Almost a year after its release, AM and Shawn Lee's promotional efforts for "Celestial Electric" pay off.

Photo of AM and Shawn Lee
Shawn Lee and AM

The music industry's changing in so many ways, but one that isn't is promotion. Technology has made the early release of free mp3s possible, and daily music news websites make soft news such as cover art previews and tracklisting announcements possible, but once the album's out, an artist has  three months or so to push it, after which time the label cuts bait and moves on if nothing's happening. 

"It's a short-sighted way to go about things," says AM, who's still working to find an audience almost a year later for Celestial Electric, the album he cut with Shawn Lee. AM is a Loyola grad from the Northshore who's based in Los Angeles these days, and even though the album came out last fall, "I honestly feel that any record you haven't heard before is 'new'." 

The album was well if not widely reviewed. Tiny Mix Tapes wrote:

Pooling their efforts into Celestial Electric, the duo have pulled off the nigh impossible: They have made an album that sounds now, blurring funk, pop, and “world music” genres beyond their established capabilities, yet remaining so true to a classic aesthetic that the album could be dug out of a crate without a label and confound listeners to pinpoint its origin. wrote:

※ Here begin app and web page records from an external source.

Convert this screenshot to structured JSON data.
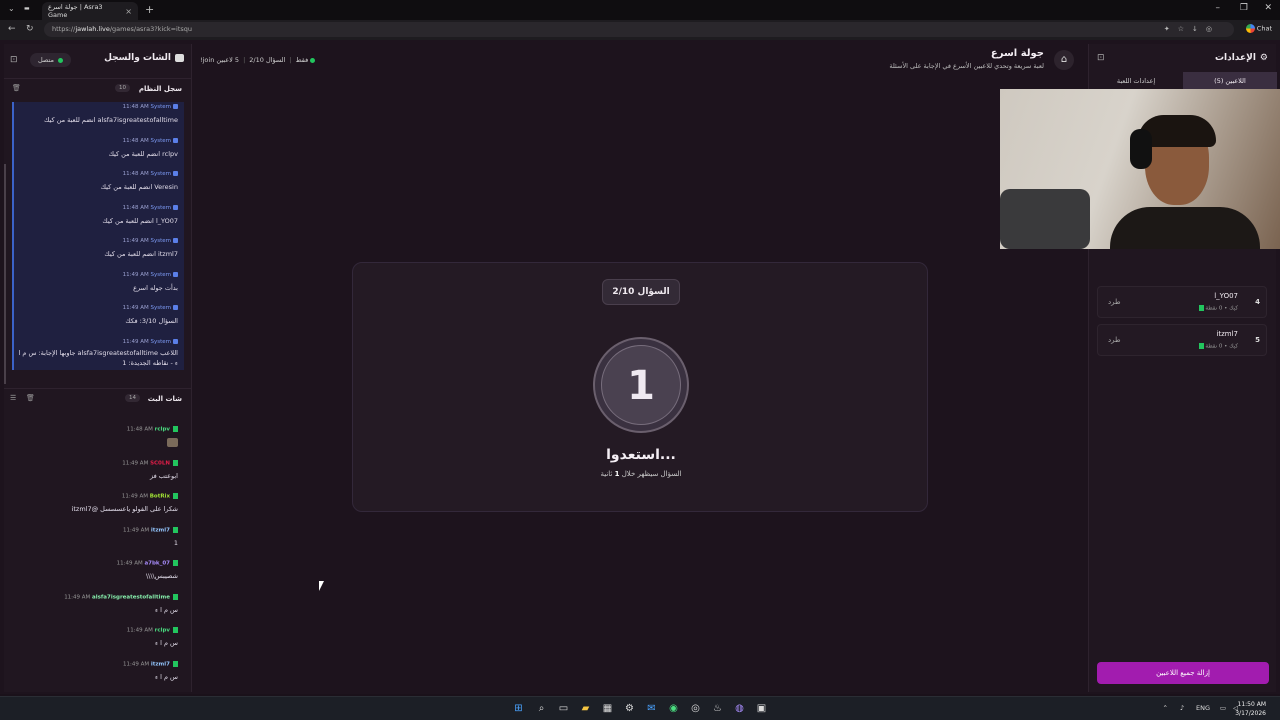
{
  "browser": {
    "tab_title": "جولة اسرع | Asra3 Game",
    "url_prefix": "https://",
    "url_domain": "jawlah.live",
    "url_path": "/games/asra3?kick=itsqu",
    "chat_button": "Chat"
  },
  "left_panel": {
    "title": "الشات والسجل",
    "status": "متصل",
    "system_log": {
      "title": "سجل النظام",
      "count": "10",
      "messages": [
        {
          "time": "11:48 AM",
          "author": "System",
          "text": "alsfa7isgreatestofalltime انضم للعبة من كيك"
        },
        {
          "time": "11:48 AM",
          "author": "System",
          "text": "rclpv انضم للعبة من كيك"
        },
        {
          "time": "11:48 AM",
          "author": "System",
          "text": "Veresin انضم للعبة من كيك"
        },
        {
          "time": "11:48 AM",
          "author": "System",
          "text": "l_YO07 انضم للعبة من كيك"
        },
        {
          "time": "11:49 AM",
          "author": "System",
          "text": "itzml7 انضم للعبة من كيك"
        },
        {
          "time": "11:49 AM",
          "author": "System",
          "text": "بدأت جوله اسرع"
        },
        {
          "time": "11:49 AM",
          "author": "System",
          "text": "السؤال 3/10: فكك"
        },
        {
          "time": "11:49 AM",
          "author": "System",
          "text": "اللاعب alsfa7isgreatestofalltime جاوبها الإجابة: س م ا ء - نقاطه الجديدة: 1"
        }
      ]
    },
    "stream_chat": {
      "title": "شات البث",
      "count": "14",
      "messages": [
        {
          "time": "11:48 AM",
          "user": "rclpv",
          "color": "#4ade80",
          "text": ""
        },
        {
          "time": "11:49 AM",
          "user": "SC0LN",
          "color": "#e11d48",
          "text": "ابوعتب فز"
        },
        {
          "time": "11:49 AM",
          "user": "BotRix",
          "color": "#a3e635",
          "text": "شكرا على الفولو ياعسسسل @itzml7"
        },
        {
          "time": "11:49 AM",
          "user": "itzml7",
          "color": "#93c5fd",
          "text": "1"
        },
        {
          "time": "11:49 AM",
          "user": "a7bk_07",
          "color": "#a78bfa",
          "text": "شصيبس\\\\\\\\"
        },
        {
          "time": "11:49 AM",
          "user": "alsfa7isgreatestofalltime",
          "color": "#86efac",
          "text": "س م ا ء"
        },
        {
          "time": "11:49 AM",
          "user": "rclpv",
          "color": "#4ade80",
          "text": "س م ا ء"
        },
        {
          "time": "11:49 AM",
          "user": "itzml7",
          "color": "#93c5fd",
          "text": "س م ا ء"
        }
      ]
    }
  },
  "header": {
    "title": "جولة اسرع",
    "subtitle": "لعبة سريعة وتحدي للاعبين الأسرع في الإجابة على الأسئلة",
    "players_count": "5 لاعبين",
    "question_progress": "السؤال 2/10",
    "join_note": "!join فقط"
  },
  "card": {
    "question_badge": "السؤال 2/10",
    "countdown": "1",
    "ready_text": "استعدوا...",
    "soon_prefix": "السؤال سيظهر خلال",
    "soon_seconds": "1",
    "soon_suffix": "ثانية"
  },
  "right_panel": {
    "title": "الإعدادات",
    "tabs": [
      "إعدادات اللعبة",
      "اللاعبين (5)"
    ],
    "active_tab": 1,
    "players": [
      {
        "rank": "4",
        "name": "l_YO07",
        "meta": "كيك • 0 نقطة",
        "kick": "طرد"
      },
      {
        "rank": "5",
        "name": "itzml7",
        "meta": "كيك • 0 نقطة",
        "kick": "طرد"
      }
    ],
    "remove_all": "إزالة جميع اللاعبين"
  },
  "taskbar": {
    "lang": "ENG",
    "time": "11:50 AM",
    "date": "3/17/2026"
  },
  "colors": {
    "accent_purple": "#a21caf",
    "online_green": "#22c55e",
    "system_blue": "#3b62c8"
  }
}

It proves possible to take in the constant sunshine of California through AM's higher range vocals and some lovely guitar work, coupled with outer range studio subtleties that give a wider sound. Meanwhile Shawn Lee brings grittier London beats to the lower end, offering a bit of edgy groove to complement the soulfulness found up top. 

And Under the Radar wrote:

Los Angeles-based AM and London-based Shawn Lee both have an inherent feel for unadulterated soul vibes and funk tempos filtered through '70s soundtracks. These soul boys found each other across oceans and joined forces to create Celestial Electric. Together, the duo's understanding of classic sounds take on a modern flavor that enhances what each artist does exponentially.

AM and Lee did their part, touring and releasing a series of YouTube videos that document how the two made the album, passing tracks to each other so that they could work on them from their respective homes. But, Celestial Electric faced what AM calls "Small Label Syndrome."

"If you have an unlimited budget, the game changes," he says. "You can promote things for longer because really, all promotion is is keeping people on staff." The label, ESL, didn't have that sort of budget, but it did put out a couple of remix EPs to help keep attention on the project. For the most part though, AM and Lee have found an audience for the album one live show at a time.

Those shows don't only put the artist in front of a crowd of people, though. "They give you a reason to keep talking about the record," AM says, and that keeps alive the possibility that something will happen. In their case, after they'd finished a follow-up album and put out a call through for funding to help release the album--funding they're still looking for--Celestial Electric garnered new interest. "A few blogs wrote about a song from Celestial Electric ["Somebody Like You"] and all of a sudden, it got picked up on Hype Machine and went crazy," he says. "Then it feeds itself. More people are seeing it, and more people are listening to it and spreading the word about it. It starts to generate this automatic cycle of awareness. That never would have happened if we would have said, 'Oh well. That's it. We're done.''"